Records shown START

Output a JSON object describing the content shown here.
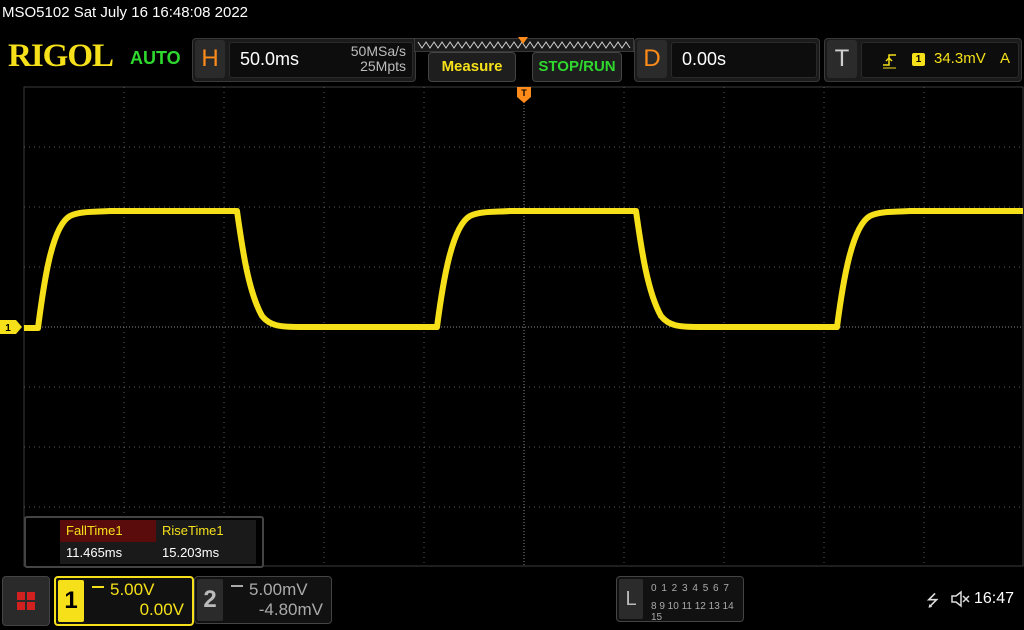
{
  "status_line": "MSO5102  Sat July 16 16:48:08 2022",
  "brand": "RIGOL",
  "trigger_mode": "AUTO",
  "horizontal": {
    "letter": "H",
    "scale": "50.0ms",
    "sample_rate": "50MSa/s",
    "memory_depth": "25Mpts"
  },
  "buttons": {
    "measure": "Measure",
    "stop_run": "STOP/RUN"
  },
  "delay": {
    "letter": "D",
    "value": "0.00s"
  },
  "trigger": {
    "letter": "T",
    "channel": "1",
    "level": "34.3mV",
    "coupling": "A"
  },
  "channel1_marker": "1",
  "measurements": {
    "fall_label": "FallTime1",
    "fall_value": "11.465ms",
    "rise_label": "RiseTime1",
    "rise_value": "15.203ms"
  },
  "channel1": {
    "number": "1",
    "scale": "5.00V",
    "offset": "0.00V"
  },
  "channel2": {
    "number": "2",
    "scale": "5.00mV",
    "offset": "-4.80mV"
  },
  "logic_analyzer": {
    "letter": "L",
    "row1": "0 1 2 3   4 5 6 7",
    "row2": "8 9 10 11 12 13 14 15"
  },
  "clock": "16:47",
  "colors": {
    "ch1": "#f5e01a",
    "accent_orange": "#ff8c1a",
    "green": "#2ed82e"
  },
  "icons": {
    "usb": "usb-icon",
    "speaker": "speaker-muted-icon",
    "menu": "menu-grid-icon",
    "trigger_edge": "rising-edge-icon"
  }
}
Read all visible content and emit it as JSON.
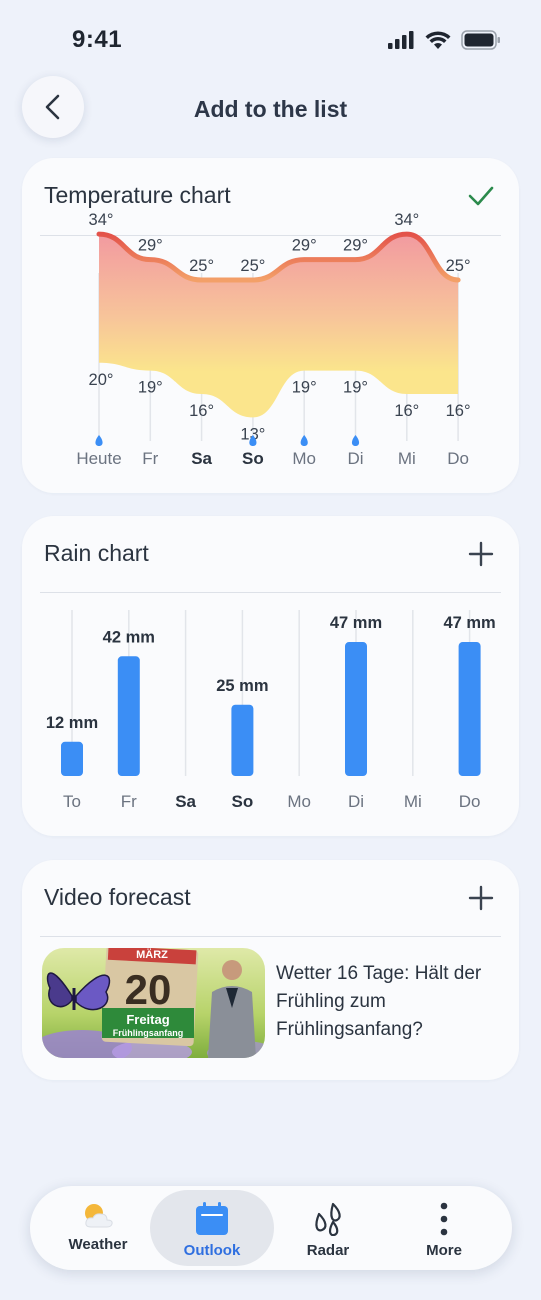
{
  "status": {
    "time": "9:41"
  },
  "header": {
    "title": "Add to the list"
  },
  "temperature_card": {
    "title": "Temperature chart",
    "days": [
      "Heute",
      "Fr",
      "Sa",
      "So",
      "Mo",
      "Di",
      "Mi",
      "Do"
    ],
    "bold_days": [
      "Sa",
      "So"
    ],
    "rain_icon_days": [
      "Heute",
      "So",
      "Mo",
      "Di"
    ],
    "chart_data": {
      "type": "area",
      "categories": [
        "Heute",
        "Fr",
        "Sa",
        "So",
        "Mo",
        "Di",
        "Mi",
        "Do"
      ],
      "series": [
        {
          "values": [
            34,
            29,
            25,
            25,
            29,
            29,
            34,
            25
          ]
        },
        {
          "values": [
            20,
            19,
            16,
            13,
            19,
            19,
            16,
            16
          ]
        }
      ],
      "value_labels_high": [
        "34°",
        "29°",
        "25°",
        "25°",
        "29°",
        "29°",
        "34°",
        "25°"
      ],
      "value_labels_low": [
        "20°",
        "19°",
        "16°",
        "13°",
        "19°",
        "19°",
        "16°",
        "16°"
      ],
      "colors": {
        "high_line": "#e3524a",
        "fill_top": "#f29aa0",
        "fill_bottom": "#fbe58c"
      }
    }
  },
  "rain_card": {
    "title": "Rain chart",
    "bold_days": [
      "Sa",
      "So"
    ],
    "chart_data": {
      "type": "bar",
      "categories": [
        "To",
        "Fr",
        "Sa",
        "So",
        "Mo",
        "Di",
        "Mi",
        "Do"
      ],
      "values": [
        12,
        42,
        0,
        25,
        0,
        47,
        0,
        47
      ],
      "value_labels": [
        "12 mm",
        "42 mm",
        "",
        "25 mm",
        "",
        "47 mm",
        "",
        "47 mm"
      ],
      "color": "#3b8ef5"
    }
  },
  "video_card": {
    "title": "Video forecast",
    "description": "Wetter 16 Tage: Hält der Frühling zum Frühlingsanfang?",
    "thumbnail": {
      "calendar_month": "MÄRZ",
      "calendar_day": "20",
      "calendar_weekday": "Freitag",
      "calendar_caption": "Frühlingsanfang"
    }
  },
  "nav": {
    "items": [
      {
        "label": "Weather",
        "icon": "sun-cloud-icon"
      },
      {
        "label": "Outlook",
        "icon": "calendar-icon"
      },
      {
        "label": "Radar",
        "icon": "raindrops-icon"
      },
      {
        "label": "More",
        "icon": "more-vertical-icon"
      }
    ],
    "active": "Outlook"
  }
}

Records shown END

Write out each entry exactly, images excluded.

▶ _Completed exercise_
Output a JSON object describing the content shown here.
{
  "status_line": "MSO5102  Sat July 16 16:48:08 2022",
  "brand": "RIGOL",
  "trigger_mode": "AUTO",
  "horizontal": {
    "letter": "H",
    "scale": "50.0ms",
    "sample_rate": "50MSa/s",
    "memory_depth": "25Mpts"
  },
  "buttons": {
    "measure": "Measure",
    "stop_run": "STOP/RUN"
  },
  "delay": {
    "letter": "D",
    "value": "0.00s"
  },
  "trigger": {
    "letter": "T",
    "channel": "1",
    "level": "34.3mV",
    "coupling": "A"
  },
  "channel1_marker": "1",
  "measurements": {
    "fall_label": "FallTime1",
    "fall_value": "11.465ms",
    "rise_label": "RiseTime1",
    "rise_value": "15.203ms"
  },
  "channel1": {
    "number": "1",
    "scale": "5.00V",
    "offset": "0.00V"
  },
  "channel2": {
    "number": "2",
    "scale": "5.00mV",
    "offset": "-4.80mV"
  },
  "logic_analyzer": {
    "letter": "L",
    "row1": "0 1 2 3   4 5 6 7",
    "row2": "8 9 10 11 12 13 14 15"
  },
  "clock": "16:47",
  "colors": {
    "ch1": "#f5e01a",
    "accent_orange": "#ff8c1a",
    "green": "#2ed82e"
  },
  "icons": {
    "usb": "usb-icon",
    "speaker": "speaker-muted-icon",
    "menu": "menu-grid-icon",
    "trigger_edge": "rising-edge-icon"
  }
}
Read all visible content and emit it as JSON.
{
  "status": {
    "time": "9:41"
  },
  "header": {
    "title": "Add to the list"
  },
  "temperature_card": {
    "title": "Temperature chart",
    "days": [
      "Heute",
      "Fr",
      "Sa",
      "So",
      "Mo",
      "Di",
      "Mi",
      "Do"
    ],
    "bold_days": [
      "Sa",
      "So"
    ],
    "rain_icon_days": [
      "Heute",
      "So",
      "Mo",
      "Di"
    ],
    "chart_data": {
      "type": "area",
      "categories": [
        "Heute",
        "Fr",
        "Sa",
        "So",
        "Mo",
        "Di",
        "Mi",
        "Do"
      ],
      "series": [
        {
          "values": [
            34,
            29,
            25,
            25,
            29,
            29,
            34,
            25
          ]
        },
        {
          "values": [
            20,
            19,
            16,
            13,
            19,
            19,
            16,
            16
          ]
        }
      ],
      "value_labels_high": [
        "34°",
        "29°",
        "25°",
        "25°",
        "29°",
        "29°",
        "34°",
        "25°"
      ],
      "value_labels_low": [
        "20°",
        "19°",
        "16°",
        "13°",
        "19°",
        "19°",
        "16°",
        "16°"
      ],
      "colors": {
        "high_line": "#e3524a",
        "fill_top": "#f29aa0",
        "fill_bottom": "#fbe58c"
      }
    }
  },
  "rain_card": {
    "title": "Rain chart",
    "bold_days": [
      "Sa",
      "So"
    ],
    "chart_data": {
      "type": "bar",
      "categories": [
        "To",
        "Fr",
        "Sa",
        "So",
        "Mo",
        "Di",
        "Mi",
        "Do"
      ],
      "values": [
        12,
        42,
        0,
        25,
        0,
        47,
        0,
        47
      ],
      "value_labels": [
        "12 mm",
        "42 mm",
        "",
        "25 mm",
        "",
        "47 mm",
        "",
        "47 mm"
      ],
      "color": "#3b8ef5"
    }
  },
  "video_card": {
    "title": "Video forecast",
    "description": "Wetter 16 Tage: Hält der Frühling zum Frühlingsanfang?",
    "thumbnail": {
      "calendar_month": "MÄRZ",
      "calendar_day": "20",
      "calendar_weekday": "Freitag",
      "calendar_caption": "Frühlingsanfang"
    }
  },
  "nav": {
    "items": [
      {
        "label": "Weather",
        "icon": "sun-cloud-icon"
      },
      {
        "label": "Outlook",
        "icon": "calendar-icon"
      },
      {
        "label": "Radar",
        "icon": "raindrops-icon"
      },
      {
        "label": "More",
        "icon": "more-vertical-icon"
      }
    ],
    "active": "Outlook"
  }
}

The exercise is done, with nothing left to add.